- Exercise goal
From the following material, work out how many lines include the string "icon"; respond with the number only.

- Excerpted data
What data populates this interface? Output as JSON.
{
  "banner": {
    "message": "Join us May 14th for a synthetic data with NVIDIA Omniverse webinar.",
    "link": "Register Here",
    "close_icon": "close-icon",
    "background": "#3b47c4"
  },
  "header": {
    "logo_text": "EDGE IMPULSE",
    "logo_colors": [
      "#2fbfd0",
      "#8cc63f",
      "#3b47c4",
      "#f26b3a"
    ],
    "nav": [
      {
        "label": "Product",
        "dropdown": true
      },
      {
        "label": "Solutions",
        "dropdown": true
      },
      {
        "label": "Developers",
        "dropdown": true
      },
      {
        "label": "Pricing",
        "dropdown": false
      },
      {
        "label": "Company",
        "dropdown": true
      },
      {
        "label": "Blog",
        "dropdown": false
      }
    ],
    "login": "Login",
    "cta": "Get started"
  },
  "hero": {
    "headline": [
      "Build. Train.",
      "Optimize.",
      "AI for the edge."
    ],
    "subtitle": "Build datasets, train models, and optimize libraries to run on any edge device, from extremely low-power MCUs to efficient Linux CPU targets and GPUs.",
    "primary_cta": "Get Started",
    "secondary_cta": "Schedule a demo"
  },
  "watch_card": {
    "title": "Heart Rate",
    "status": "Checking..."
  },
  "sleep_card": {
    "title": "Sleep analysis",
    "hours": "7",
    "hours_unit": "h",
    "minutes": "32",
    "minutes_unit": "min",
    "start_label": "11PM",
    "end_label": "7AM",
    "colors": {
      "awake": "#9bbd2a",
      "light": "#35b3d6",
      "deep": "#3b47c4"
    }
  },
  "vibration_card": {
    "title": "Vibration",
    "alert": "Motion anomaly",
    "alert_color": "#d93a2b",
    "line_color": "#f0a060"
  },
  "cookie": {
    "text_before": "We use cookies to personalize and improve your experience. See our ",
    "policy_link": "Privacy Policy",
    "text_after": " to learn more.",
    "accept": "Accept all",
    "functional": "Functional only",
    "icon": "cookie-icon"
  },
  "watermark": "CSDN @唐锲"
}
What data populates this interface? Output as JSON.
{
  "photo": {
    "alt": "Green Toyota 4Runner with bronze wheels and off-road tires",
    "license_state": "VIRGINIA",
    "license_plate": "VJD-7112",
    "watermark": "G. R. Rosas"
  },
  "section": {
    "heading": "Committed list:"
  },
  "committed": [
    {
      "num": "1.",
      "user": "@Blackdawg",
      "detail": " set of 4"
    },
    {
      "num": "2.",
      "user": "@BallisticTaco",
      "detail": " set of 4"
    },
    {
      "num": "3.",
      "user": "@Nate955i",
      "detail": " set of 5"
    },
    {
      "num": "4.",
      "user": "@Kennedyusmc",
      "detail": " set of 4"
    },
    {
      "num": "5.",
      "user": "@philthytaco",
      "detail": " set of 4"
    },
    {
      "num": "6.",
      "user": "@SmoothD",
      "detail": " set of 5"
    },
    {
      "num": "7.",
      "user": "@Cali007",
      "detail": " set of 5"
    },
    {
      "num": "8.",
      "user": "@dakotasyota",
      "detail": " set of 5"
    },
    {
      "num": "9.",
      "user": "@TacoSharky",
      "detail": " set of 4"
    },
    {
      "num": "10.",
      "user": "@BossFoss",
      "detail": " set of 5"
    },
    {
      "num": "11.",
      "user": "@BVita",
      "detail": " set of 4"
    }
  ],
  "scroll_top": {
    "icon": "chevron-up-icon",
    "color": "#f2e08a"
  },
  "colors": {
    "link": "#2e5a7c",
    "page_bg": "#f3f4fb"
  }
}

- Response to the task
3